The product is now developed and available on the iOS and Android platforms. We are raising money to accelerate the growth and, of course, there are many product developments in the pipeline – for example, we’d like our users to be able to source their playlists from anywhere not just their song files – and we are working on that.
We have a very lean model where most of the key functions are contracted – such as development and marketing – to companies that are very experienced in these areas – and we can ramp the resources up and down depending on what we need. Over time we will probably appoint more full time staff but we are very happy with our current relationships. The CEOs of the technical development and marketing companies have joined our Advisory Board. This Board is extremely strong for a company of our size and provides tremendous advice to the management.
Tell us how you came to meet Invesdor and what the process of working with them has been like.
We were introduced to Invesdor via a common friend. The first few meetings were very straight forward - which is what we are like. We had both had fundraising experience before. We didn’t feel the need to spend a long time agonising over the decision to use Invesdor.
You’ve just announced a £300K fundraising round. What will you do with this funding if you achieve it?
We are really focusing on two things – build the user base – and continue to improve the product and customer experience. That’s going to take up the vast majority of the funds.
You have a unique view into the start-up ecosystem in the UK amidst Brexit uncertainty. Have you felt the impact of this? Is the UK still a good place to be a start-up?
I think for us right now, it remains ok. People are still emotionally engaged in music – they are still going to want to listen and share – and it’s a product we can launch worldwide from here, so we have a big and diverse market.
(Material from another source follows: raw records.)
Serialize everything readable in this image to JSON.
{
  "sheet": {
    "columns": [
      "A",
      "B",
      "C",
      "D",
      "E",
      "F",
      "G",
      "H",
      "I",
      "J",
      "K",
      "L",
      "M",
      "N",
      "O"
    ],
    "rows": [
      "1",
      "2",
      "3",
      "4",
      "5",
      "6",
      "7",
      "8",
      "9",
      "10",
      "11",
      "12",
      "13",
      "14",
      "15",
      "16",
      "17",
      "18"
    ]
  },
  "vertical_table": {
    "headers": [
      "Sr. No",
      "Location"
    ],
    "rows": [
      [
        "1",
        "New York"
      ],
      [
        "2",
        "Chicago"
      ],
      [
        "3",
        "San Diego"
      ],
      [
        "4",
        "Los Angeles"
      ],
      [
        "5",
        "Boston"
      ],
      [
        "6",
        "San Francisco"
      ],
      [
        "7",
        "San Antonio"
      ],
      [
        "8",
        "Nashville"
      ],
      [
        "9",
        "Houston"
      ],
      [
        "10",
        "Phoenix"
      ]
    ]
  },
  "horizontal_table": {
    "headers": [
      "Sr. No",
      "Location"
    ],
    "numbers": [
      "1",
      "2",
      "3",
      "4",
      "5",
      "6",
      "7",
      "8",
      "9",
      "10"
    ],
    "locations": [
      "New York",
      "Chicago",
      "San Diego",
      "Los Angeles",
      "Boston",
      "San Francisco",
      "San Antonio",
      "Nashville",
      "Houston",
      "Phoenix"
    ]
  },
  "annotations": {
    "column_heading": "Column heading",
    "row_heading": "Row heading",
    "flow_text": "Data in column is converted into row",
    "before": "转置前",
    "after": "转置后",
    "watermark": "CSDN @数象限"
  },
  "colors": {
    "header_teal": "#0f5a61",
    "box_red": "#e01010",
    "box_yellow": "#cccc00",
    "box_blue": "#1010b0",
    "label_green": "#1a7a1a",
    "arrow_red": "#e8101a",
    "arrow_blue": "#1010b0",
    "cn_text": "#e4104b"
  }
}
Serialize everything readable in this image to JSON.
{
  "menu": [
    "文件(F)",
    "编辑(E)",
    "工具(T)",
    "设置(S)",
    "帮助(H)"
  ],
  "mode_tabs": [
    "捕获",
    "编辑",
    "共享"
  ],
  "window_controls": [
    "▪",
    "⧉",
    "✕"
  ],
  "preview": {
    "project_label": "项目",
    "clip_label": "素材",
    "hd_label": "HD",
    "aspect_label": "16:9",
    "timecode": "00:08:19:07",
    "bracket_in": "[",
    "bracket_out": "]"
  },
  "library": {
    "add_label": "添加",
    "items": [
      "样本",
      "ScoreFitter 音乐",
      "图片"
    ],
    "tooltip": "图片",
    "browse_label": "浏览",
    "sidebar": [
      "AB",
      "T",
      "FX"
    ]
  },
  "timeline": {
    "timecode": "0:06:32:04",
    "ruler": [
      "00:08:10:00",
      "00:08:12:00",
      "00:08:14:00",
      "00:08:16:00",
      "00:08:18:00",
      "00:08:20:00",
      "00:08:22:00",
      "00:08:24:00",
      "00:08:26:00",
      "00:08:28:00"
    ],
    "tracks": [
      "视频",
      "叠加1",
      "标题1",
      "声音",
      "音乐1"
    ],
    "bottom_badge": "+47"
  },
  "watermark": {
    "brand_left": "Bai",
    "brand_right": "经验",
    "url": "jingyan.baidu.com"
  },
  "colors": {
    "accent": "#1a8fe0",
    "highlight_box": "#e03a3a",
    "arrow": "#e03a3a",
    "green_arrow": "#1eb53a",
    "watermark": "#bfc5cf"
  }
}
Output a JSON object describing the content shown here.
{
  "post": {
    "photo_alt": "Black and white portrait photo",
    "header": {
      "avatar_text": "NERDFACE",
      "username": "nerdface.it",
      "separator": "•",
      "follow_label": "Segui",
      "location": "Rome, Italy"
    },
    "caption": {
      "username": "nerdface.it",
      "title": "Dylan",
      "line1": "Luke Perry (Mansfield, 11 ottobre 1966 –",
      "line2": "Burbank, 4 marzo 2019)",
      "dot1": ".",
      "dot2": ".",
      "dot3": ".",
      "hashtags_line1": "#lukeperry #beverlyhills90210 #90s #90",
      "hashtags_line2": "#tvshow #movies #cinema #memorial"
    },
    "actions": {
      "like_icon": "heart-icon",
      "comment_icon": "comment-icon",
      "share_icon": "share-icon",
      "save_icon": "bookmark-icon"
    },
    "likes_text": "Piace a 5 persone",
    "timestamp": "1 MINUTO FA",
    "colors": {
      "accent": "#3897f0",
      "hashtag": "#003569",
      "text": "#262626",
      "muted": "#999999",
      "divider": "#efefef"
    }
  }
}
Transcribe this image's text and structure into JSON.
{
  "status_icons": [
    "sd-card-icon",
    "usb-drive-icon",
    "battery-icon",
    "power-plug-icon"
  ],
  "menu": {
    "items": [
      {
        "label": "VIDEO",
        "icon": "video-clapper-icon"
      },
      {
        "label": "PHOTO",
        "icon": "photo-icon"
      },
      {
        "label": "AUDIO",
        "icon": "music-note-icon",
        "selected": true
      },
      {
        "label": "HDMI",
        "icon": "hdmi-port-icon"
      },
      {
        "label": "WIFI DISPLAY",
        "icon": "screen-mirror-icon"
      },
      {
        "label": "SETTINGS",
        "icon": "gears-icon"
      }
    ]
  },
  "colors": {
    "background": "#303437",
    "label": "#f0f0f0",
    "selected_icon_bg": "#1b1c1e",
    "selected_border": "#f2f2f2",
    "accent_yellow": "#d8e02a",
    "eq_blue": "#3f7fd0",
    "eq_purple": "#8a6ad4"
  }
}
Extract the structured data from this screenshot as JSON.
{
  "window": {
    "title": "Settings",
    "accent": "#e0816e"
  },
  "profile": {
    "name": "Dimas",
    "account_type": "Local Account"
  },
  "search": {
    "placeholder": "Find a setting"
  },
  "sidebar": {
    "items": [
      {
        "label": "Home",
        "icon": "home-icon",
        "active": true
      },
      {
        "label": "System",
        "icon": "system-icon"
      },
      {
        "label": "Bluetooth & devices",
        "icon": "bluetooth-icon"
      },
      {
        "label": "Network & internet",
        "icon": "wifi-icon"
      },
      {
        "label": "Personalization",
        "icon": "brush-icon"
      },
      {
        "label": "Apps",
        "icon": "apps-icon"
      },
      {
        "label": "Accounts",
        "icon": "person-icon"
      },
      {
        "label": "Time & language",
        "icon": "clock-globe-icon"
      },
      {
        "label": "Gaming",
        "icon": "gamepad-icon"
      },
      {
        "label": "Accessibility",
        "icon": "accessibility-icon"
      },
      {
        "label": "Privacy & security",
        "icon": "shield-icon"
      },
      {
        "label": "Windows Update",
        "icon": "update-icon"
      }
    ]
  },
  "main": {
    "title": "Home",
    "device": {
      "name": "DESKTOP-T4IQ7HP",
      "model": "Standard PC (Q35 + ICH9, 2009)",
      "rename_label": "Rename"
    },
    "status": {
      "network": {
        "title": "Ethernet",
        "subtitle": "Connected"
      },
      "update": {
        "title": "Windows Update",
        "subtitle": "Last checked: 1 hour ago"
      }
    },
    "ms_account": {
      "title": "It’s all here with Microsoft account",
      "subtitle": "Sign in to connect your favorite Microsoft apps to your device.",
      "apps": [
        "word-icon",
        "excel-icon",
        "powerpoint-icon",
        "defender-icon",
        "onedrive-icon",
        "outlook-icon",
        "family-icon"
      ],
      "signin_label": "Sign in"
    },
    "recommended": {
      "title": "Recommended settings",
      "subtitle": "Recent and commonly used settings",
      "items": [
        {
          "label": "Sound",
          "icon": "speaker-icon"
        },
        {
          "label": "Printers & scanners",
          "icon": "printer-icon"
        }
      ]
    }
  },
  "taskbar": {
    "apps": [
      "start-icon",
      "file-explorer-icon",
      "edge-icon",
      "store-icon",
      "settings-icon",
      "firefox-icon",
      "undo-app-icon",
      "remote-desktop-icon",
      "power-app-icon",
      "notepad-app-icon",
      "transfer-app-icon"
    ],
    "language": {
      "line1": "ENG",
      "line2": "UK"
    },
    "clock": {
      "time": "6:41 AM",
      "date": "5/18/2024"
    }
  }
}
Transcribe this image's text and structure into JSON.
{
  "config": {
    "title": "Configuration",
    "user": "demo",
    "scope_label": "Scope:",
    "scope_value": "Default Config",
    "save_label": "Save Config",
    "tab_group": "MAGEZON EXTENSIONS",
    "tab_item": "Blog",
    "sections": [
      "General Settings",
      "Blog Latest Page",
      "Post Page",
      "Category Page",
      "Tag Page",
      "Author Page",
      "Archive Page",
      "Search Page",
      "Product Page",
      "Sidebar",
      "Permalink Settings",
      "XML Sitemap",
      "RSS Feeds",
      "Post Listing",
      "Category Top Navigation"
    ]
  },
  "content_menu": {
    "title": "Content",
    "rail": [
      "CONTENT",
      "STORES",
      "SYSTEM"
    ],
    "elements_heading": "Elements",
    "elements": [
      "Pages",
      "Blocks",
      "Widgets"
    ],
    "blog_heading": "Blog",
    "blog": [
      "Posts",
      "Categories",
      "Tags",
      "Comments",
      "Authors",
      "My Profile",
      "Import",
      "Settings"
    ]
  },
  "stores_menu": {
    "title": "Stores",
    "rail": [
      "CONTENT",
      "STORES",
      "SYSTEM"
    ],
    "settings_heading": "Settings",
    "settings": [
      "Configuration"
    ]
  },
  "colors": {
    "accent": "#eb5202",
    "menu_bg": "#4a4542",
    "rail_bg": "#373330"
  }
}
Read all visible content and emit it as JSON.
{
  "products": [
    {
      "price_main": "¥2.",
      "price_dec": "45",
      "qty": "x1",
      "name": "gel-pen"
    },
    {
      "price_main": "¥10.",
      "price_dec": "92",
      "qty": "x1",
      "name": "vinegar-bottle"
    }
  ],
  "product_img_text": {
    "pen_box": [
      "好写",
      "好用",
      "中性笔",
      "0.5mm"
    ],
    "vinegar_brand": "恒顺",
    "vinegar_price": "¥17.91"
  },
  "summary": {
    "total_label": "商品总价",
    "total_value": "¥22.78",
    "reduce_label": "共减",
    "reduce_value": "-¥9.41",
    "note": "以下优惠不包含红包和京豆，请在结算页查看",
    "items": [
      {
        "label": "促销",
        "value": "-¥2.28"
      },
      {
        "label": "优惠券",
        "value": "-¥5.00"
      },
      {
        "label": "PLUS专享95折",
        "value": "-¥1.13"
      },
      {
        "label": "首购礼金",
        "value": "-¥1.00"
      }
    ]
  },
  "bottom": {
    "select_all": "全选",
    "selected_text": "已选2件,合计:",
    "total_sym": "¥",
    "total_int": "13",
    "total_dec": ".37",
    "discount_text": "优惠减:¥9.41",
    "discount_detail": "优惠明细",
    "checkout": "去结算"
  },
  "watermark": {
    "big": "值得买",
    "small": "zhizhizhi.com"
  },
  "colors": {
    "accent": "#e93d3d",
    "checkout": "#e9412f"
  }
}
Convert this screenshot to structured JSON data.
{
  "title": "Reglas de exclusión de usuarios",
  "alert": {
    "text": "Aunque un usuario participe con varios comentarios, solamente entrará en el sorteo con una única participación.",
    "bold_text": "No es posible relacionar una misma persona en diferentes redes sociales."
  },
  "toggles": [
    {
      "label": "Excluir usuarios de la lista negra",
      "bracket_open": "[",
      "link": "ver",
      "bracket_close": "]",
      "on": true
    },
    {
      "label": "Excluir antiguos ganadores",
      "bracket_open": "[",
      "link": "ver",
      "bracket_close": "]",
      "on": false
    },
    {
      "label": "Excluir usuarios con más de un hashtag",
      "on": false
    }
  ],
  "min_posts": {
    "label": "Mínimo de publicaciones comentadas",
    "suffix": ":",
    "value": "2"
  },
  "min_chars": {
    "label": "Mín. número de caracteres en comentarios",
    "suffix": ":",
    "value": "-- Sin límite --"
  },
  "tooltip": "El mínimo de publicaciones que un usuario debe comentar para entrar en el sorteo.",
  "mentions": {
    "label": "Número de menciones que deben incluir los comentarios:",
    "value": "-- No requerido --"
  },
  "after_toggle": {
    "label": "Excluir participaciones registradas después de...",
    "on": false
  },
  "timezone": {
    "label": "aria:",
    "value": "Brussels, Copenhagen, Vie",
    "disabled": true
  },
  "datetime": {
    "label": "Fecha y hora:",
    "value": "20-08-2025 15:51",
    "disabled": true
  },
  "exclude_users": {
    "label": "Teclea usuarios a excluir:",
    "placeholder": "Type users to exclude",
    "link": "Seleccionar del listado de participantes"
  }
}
For the time being the UK and London still seems fine. I guess we just don’t know what impact Brexit is going to have in the medium term
Thanks for talking to us.